The one, when the church shall arise and shine in her millenial glory; when she shall put on her beautiful garments, and become the joy and praise of the whole earth.
The other, when in the perfection of beauty, she shall be presented as a chaste virgin to Christ the heavenly Bridegroom, and being clothed with his righteousness, shall shine as the sun in the kingdom of glory for ever and ever.
O! my soul, rejoice in this great salvation. Lord, grant unto thy unworthy servant, a portion of this felicity. Make me even now a living member of thy mystical body, poor in spirit, and pure in heart,
patiently enduring every trial, daily exercising faith in thy truth and mercy, adoring thy sovereignty; admiring thy power; and rejoicing in the perpetuity of that grace which lives in all thy faithful people, and preserves them unto thy eternal kingdom and glory.
Let my whole heart praise thee, thou God of my salvation. Let my whole life be consecrated unto thee. The work, O! Lord, is thine. Thou alone canst new-create the soul. Perform this act of grace, this miracle of mercy for thy own glory and to thy everlasting praise. Amen and Amen.
O! come, ye servants of the Lord,
His boundless love and grace record,
Strike up your harps, and sweetly sing
To him your grateful tribute bring,
Declare what wonders he hath done,
The Priest upon his throne.
Sing of his rich and sov'reign grace-
Sing how he died to save our race
He died for us-he made our peace;
May each revolving year inflame
Our zeal, delight, and love;
Till round the throne we chaunt his name
O! come, ye servants of the Lord,
LX. ON FAITH.
The heart of man is like a weight, whose natural bias is downward. Nothing but a power independent of itself, can cause it to ascend heavenward. The attraction of gravitation is not more powerful in its effects on the various parts of the universe, than is the debasing force of natural corruption in the heart of fallen man.
There is however a counteracting principle-an attracting influence which can draw the soul from earth to heaven, and unite it to the blessed God.
This principle is Faith. Without faith it is impossible to please God; because, till we truly believe in Jesus, we are in a state of guilt and condemnation.
True faith is not a mere passive impression; or an inoperative notion. It is a holy principle wrought in the soul by the Spirit of God, producing gracious habits, holy affections, filial reverence and obedience.
Faith is seated in the heart; influencing and purifying the whole inner man.
Faith unites the soul to Christ, as the branch to the vine. It draws virtue from him, whereby the believer is rendered fruitful in every good work. The sweet fruits of the Spirit appear and abound in rich luxuriancy on these favoured branches to the glory of God.
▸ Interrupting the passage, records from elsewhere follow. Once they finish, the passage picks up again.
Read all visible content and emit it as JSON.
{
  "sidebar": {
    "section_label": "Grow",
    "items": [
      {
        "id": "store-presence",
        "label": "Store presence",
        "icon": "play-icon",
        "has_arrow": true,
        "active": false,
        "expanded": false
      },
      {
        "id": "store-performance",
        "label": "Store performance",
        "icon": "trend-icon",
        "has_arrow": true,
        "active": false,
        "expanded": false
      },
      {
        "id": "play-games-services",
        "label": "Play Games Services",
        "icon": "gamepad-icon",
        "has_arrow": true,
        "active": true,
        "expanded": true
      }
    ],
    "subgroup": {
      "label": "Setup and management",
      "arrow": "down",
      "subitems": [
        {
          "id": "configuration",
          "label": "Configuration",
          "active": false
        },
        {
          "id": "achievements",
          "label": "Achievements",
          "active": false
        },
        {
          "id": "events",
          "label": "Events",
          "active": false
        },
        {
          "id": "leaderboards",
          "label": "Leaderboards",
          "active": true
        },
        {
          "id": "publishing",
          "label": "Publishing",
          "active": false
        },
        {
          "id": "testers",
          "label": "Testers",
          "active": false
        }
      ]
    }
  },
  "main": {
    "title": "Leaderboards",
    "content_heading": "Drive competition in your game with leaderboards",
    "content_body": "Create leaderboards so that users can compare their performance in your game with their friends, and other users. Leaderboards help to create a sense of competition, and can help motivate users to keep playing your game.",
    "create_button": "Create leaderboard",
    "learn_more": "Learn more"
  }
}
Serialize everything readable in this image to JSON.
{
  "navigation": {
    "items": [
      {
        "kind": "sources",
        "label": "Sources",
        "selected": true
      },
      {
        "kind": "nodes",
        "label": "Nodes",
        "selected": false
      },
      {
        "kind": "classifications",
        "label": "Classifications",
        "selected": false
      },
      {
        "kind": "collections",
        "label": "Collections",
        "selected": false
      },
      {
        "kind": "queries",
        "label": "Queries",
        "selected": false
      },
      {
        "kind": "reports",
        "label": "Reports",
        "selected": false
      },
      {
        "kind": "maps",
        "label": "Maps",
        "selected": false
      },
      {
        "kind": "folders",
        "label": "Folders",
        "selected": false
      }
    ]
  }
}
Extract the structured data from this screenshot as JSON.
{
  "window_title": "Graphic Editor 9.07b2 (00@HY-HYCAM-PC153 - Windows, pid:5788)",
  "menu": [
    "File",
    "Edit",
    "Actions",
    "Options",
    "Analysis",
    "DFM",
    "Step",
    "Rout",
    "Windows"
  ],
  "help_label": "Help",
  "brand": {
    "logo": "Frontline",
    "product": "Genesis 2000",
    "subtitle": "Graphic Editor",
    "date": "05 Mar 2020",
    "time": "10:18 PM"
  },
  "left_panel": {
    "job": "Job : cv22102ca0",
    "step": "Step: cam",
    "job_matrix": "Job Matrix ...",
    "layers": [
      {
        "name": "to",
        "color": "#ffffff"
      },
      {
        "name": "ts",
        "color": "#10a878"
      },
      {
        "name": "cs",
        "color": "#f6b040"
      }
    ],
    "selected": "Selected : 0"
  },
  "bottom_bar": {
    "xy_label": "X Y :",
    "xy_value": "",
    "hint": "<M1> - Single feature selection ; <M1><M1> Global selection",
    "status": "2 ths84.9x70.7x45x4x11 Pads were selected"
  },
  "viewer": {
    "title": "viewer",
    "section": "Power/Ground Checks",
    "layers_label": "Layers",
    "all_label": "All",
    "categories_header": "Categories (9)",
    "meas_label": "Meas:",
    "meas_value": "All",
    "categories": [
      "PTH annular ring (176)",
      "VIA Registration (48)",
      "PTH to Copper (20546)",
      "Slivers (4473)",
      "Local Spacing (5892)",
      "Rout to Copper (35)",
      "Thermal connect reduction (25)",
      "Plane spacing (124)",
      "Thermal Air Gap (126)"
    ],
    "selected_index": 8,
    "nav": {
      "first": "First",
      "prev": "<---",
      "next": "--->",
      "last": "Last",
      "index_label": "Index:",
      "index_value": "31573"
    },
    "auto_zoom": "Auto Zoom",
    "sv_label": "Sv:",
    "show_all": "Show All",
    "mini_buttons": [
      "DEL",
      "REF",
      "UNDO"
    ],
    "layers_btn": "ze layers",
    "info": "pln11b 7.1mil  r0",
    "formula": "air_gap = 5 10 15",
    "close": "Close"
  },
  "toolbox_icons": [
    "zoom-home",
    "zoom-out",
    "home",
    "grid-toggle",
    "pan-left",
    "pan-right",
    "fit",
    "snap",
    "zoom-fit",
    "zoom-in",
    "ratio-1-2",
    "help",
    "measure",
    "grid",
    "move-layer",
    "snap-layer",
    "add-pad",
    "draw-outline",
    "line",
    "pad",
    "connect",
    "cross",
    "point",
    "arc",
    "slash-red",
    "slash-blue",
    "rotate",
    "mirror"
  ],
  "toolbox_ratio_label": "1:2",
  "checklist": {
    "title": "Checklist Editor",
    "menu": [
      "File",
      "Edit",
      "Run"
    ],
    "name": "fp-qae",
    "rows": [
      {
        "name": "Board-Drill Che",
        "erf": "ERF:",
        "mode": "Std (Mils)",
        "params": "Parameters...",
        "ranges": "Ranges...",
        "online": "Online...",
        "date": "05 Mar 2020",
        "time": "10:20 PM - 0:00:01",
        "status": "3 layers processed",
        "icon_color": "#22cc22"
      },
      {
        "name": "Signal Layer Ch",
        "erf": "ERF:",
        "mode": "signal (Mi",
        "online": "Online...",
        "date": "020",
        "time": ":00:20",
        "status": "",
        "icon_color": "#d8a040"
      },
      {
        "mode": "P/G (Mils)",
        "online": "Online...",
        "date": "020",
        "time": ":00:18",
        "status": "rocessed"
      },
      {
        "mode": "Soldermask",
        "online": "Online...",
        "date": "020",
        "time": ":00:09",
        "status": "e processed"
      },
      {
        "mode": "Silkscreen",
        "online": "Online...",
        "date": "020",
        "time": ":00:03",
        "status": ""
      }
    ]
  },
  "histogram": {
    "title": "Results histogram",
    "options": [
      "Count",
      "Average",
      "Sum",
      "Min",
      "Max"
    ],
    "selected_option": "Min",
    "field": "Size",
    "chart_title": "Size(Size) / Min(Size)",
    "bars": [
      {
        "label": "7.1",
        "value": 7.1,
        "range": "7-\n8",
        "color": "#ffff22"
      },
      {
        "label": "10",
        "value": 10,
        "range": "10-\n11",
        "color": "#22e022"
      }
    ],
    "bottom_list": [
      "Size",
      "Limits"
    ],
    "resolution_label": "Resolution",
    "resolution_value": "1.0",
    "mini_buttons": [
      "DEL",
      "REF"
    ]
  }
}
Faith places the soul upon Christ, as the only Foundation, on which it is built up a holy temple unto the Lord, unhurt by all the winds and storms which beat upon it.